However, if you write a story from an idea that just seemed to pop into you head, then some time later (and I stress the 'sometime later' point here) find someone has used that idea to create another story somewhat different but still the same basic plot and ending, should it make you mad? Damn right, it should!
Then when you find that same person has used another of your ideas, well, it's downright cheeky in my opinion. People who steal story idea just go to prove they have no imagination. So it begs the question; are all their stories unoriginal? I think it does, there is an old saying 'monkey see, monkey do' and people without original thoughts or idea will always jump on a good one; if they think they can make a buck or two out of them.
Read this excerpt from a news article by Associated Press:
LOS ANGELES — “Pirates of the Caribbean.” “The Matrix.” “The Last Samurai.” “Broken Flowers.” “Amistad.”
Success isn’t all these films have in common. Each was also challenged by a lawsuit claiming “idea theft” — a common Hollywood problem that lawyers say is likely to continue as long as huge movie studios wield enormous power.
But why would movie studios, with every resource at their disposal, steal stories? Are these writers just cranks, frustrated wannabes with delusions of creativity?
No, says attorney John Marder, who specializes in representing aggrieved writers. Many are victims of a system that favors studios and networks and offers little protection for writers and ideas.
“It’s a small group of people that have all the juice, and if you’re not in that crowd, you’re really at their mercy,” he says. “There’s a real lack of moral compass on the issue in Hollywood. And there’s an ego-driven arrogance about it, like how dare you challenge this producer, this director, this studio? They’ll spend $10 million fighting a case where the demand is $100,000.”
So, lets go back to the original question. What do you do? Well, unfortunately you can do nothing unless the story is a direct rip-off. By that, I mean, it would be plagiarism if it were your story with just minor changes. If it's just the plot idea; however close to your plot, there is no legal redress.

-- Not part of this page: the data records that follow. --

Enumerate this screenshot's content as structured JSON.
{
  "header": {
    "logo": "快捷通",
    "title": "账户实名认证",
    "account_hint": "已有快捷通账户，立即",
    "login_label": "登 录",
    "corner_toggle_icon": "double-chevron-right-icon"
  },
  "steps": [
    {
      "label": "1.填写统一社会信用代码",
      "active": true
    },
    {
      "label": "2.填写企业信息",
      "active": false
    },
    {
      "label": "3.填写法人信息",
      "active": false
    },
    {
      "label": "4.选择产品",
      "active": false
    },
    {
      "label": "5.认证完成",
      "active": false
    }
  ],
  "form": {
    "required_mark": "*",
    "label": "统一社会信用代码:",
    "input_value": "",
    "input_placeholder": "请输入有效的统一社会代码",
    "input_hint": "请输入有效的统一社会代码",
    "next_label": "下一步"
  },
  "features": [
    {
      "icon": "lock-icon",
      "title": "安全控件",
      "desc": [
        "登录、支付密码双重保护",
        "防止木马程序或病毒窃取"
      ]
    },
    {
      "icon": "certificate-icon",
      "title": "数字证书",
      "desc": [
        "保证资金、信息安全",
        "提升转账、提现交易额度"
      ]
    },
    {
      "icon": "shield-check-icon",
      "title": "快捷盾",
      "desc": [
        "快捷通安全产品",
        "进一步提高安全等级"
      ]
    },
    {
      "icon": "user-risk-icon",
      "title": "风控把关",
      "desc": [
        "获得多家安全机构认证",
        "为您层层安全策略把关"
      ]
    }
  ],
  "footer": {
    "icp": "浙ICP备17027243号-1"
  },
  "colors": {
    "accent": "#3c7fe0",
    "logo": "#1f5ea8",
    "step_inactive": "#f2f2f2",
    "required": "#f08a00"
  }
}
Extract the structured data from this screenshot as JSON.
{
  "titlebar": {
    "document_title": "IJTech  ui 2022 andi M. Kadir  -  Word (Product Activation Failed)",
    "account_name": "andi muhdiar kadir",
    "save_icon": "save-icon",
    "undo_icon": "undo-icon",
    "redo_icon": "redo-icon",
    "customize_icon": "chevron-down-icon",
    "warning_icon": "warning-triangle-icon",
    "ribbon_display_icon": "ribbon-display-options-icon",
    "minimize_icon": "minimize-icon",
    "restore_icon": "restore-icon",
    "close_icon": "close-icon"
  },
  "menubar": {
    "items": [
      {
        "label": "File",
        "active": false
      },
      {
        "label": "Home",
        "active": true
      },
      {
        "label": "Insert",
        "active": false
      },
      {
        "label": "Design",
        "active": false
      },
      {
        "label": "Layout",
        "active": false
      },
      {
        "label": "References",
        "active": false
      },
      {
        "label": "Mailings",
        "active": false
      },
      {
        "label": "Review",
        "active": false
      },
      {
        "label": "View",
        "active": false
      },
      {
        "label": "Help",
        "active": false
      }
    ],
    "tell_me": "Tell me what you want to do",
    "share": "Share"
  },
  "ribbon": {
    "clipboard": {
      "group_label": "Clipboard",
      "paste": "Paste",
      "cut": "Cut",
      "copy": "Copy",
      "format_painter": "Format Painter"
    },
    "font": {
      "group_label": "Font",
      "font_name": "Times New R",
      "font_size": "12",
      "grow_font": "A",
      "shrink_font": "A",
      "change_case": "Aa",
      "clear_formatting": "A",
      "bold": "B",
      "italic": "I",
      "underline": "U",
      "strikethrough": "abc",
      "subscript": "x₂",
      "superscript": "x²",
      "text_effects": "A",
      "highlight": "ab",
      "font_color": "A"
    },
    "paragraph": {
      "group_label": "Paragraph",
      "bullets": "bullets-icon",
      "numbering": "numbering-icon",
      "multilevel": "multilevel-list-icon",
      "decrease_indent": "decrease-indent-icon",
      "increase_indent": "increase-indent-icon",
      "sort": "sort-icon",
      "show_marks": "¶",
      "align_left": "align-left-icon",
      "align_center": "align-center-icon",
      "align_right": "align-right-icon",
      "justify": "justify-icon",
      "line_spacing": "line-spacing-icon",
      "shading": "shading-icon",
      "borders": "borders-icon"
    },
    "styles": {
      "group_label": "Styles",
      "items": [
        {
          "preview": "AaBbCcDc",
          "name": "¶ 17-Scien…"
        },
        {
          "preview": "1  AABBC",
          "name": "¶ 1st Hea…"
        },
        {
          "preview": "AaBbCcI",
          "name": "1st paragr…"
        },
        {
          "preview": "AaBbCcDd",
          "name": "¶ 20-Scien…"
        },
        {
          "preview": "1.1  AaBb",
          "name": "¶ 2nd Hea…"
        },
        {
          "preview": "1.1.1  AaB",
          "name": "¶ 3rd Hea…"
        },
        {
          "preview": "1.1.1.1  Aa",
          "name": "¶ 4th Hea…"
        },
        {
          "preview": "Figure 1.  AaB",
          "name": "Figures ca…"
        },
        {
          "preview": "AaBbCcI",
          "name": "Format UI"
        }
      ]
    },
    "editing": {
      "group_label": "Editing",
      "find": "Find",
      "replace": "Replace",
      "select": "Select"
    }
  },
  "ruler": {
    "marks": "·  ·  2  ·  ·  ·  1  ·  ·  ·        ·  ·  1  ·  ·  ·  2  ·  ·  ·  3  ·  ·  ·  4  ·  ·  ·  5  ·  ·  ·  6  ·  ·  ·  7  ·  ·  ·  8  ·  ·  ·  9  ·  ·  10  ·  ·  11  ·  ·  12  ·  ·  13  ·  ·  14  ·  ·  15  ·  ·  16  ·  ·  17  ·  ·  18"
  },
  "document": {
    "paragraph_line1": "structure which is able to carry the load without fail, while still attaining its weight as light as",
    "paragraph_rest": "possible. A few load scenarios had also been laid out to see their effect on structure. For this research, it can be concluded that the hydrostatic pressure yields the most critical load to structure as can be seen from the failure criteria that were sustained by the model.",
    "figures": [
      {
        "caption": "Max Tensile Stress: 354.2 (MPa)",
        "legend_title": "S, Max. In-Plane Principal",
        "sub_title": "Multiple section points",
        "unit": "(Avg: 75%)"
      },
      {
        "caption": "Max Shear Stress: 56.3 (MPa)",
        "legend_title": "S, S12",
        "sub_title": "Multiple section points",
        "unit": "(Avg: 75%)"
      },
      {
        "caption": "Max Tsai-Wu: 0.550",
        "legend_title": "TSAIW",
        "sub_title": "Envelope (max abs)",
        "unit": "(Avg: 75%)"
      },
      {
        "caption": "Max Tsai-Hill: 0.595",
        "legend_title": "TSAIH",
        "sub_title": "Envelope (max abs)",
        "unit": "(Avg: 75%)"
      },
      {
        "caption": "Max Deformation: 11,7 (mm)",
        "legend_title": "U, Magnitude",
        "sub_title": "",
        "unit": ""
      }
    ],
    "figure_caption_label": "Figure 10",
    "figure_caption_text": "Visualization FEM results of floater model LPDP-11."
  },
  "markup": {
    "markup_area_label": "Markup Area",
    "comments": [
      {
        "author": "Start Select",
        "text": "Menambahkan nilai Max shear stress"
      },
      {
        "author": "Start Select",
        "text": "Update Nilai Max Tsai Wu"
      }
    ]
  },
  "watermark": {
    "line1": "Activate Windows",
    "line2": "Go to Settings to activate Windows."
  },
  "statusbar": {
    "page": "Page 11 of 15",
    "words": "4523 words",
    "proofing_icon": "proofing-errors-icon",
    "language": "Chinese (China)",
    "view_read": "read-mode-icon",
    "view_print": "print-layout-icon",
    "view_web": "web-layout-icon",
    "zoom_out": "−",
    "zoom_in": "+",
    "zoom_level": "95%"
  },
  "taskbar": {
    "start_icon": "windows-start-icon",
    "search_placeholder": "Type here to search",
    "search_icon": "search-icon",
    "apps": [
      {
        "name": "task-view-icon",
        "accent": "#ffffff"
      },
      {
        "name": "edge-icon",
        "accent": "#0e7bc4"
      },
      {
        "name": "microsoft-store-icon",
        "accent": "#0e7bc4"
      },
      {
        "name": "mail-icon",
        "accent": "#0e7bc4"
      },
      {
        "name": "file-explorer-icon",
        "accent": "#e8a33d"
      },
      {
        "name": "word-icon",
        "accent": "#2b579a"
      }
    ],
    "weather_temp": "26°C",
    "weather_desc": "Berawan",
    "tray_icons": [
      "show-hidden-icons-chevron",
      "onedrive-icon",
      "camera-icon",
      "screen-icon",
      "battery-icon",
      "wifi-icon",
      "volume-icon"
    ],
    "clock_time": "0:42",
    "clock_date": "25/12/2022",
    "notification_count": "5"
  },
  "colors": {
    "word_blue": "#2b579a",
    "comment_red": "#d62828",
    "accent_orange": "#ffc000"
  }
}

Nevertheless, you can make a noise. Shout about it from the rooftops, write about it on your blog, and post in writers forums. Just be sure to mention no names or the story in question because you might find yourself on the wrong end of a lawsuit.